(Component data from apps and pages)
►

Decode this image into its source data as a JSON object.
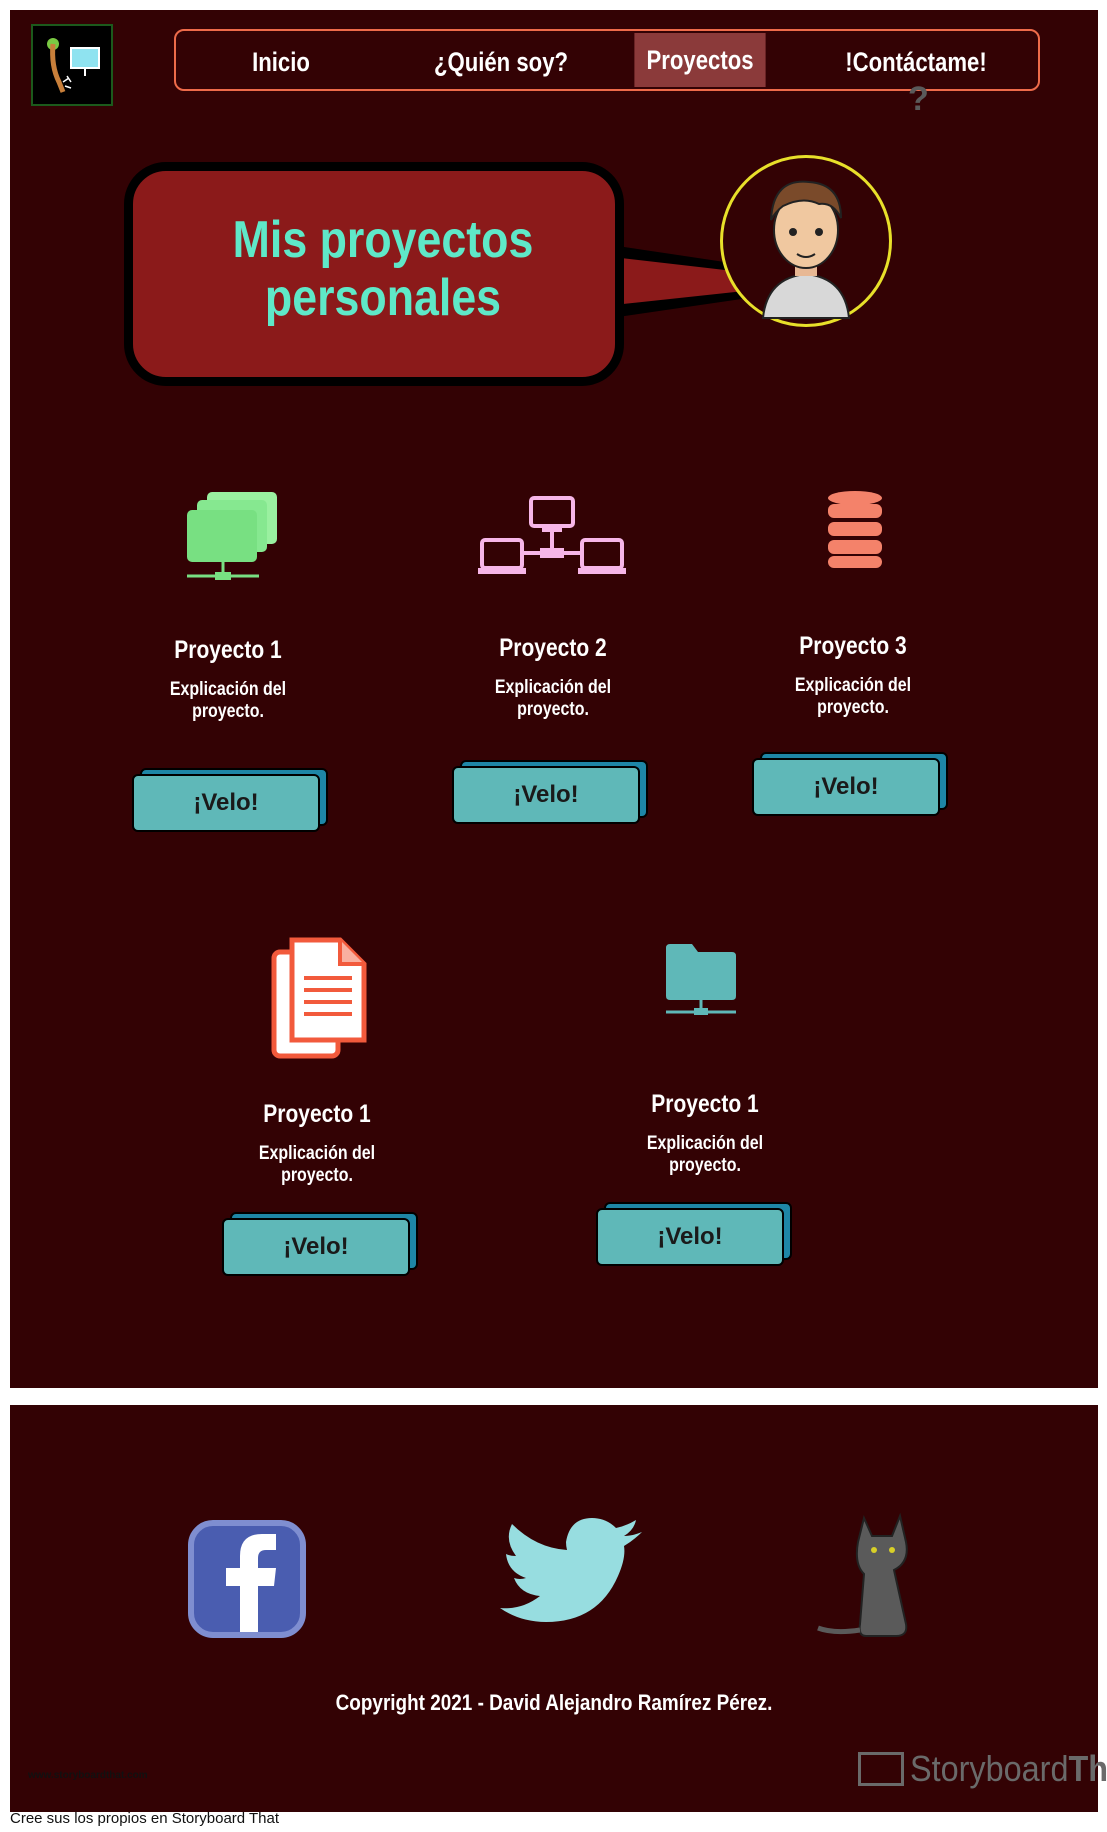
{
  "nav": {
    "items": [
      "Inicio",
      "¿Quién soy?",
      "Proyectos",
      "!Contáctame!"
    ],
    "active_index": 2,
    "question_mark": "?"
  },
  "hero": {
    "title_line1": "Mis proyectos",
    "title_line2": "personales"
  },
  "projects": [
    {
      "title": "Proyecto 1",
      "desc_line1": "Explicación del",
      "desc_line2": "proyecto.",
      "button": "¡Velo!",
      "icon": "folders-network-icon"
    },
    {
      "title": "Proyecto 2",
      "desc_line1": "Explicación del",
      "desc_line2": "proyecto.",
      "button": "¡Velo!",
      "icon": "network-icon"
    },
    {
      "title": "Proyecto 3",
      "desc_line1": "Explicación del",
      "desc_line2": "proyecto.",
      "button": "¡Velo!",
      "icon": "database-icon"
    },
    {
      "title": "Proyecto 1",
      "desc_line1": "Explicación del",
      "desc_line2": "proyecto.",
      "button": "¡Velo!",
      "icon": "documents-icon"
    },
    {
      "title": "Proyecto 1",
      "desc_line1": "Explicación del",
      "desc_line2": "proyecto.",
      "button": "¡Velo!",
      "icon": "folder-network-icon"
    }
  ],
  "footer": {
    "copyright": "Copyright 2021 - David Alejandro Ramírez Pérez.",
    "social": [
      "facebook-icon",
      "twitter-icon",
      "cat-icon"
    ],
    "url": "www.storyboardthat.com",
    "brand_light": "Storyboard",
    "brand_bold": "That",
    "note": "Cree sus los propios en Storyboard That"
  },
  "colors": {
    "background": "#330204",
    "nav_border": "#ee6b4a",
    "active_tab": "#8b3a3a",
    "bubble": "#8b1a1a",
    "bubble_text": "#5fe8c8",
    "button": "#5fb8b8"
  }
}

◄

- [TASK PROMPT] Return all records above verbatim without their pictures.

- [OUTPUT FOR THIS EXERCISE]
Decode this image into its source data as a JSON object.
{
  "nav": {
    "items": [
      "Inicio",
      "¿Quién soy?",
      "Proyectos",
      "!Contáctame!"
    ],
    "active_index": 2,
    "question_mark": "?"
  },
  "hero": {
    "title_line1": "Mis proyectos",
    "title_line2": "personales"
  },
  "projects": [
    {
      "title": "Proyecto 1",
      "desc_line1": "Explicación del",
      "desc_line2": "proyecto.",
      "button": "¡Velo!",
      "icon": "folders-network-icon"
    },
    {
      "title": "Proyecto 2",
      "desc_line1": "Explicación del",
      "desc_line2": "proyecto.",
      "button": "¡Velo!",
      "icon": "network-icon"
    },
    {
      "title": "Proyecto 3",
      "desc_line1": "Explicación del",
      "desc_line2": "proyecto.",
      "button": "¡Velo!",
      "icon": "database-icon"
    },
    {
      "title": "Proyecto 1",
      "desc_line1": "Explicación del",
      "desc_line2": "proyecto.",
      "button": "¡Velo!",
      "icon": "documents-icon"
    },
    {
      "title": "Proyecto 1",
      "desc_line1": "Explicación del",
      "desc_line2": "proyecto.",
      "button": "¡Velo!",
      "icon": "folder-network-icon"
    }
  ],
  "footer": {
    "copyright": "Copyright 2021 - David Alejandro Ramírez Pérez.",
    "social": [
      "facebook-icon",
      "twitter-icon",
      "cat-icon"
    ],
    "url": "www.storyboardthat.com",
    "brand_light": "Storyboard",
    "brand_bold": "That",
    "note": "Cree sus los propios en Storyboard That"
  },
  "colors": {
    "background": "#330204",
    "nav_border": "#ee6b4a",
    "active_tab": "#8b3a3a",
    "bubble": "#8b1a1a",
    "bubble_text": "#5fe8c8",
    "button": "#5fb8b8"
  }
}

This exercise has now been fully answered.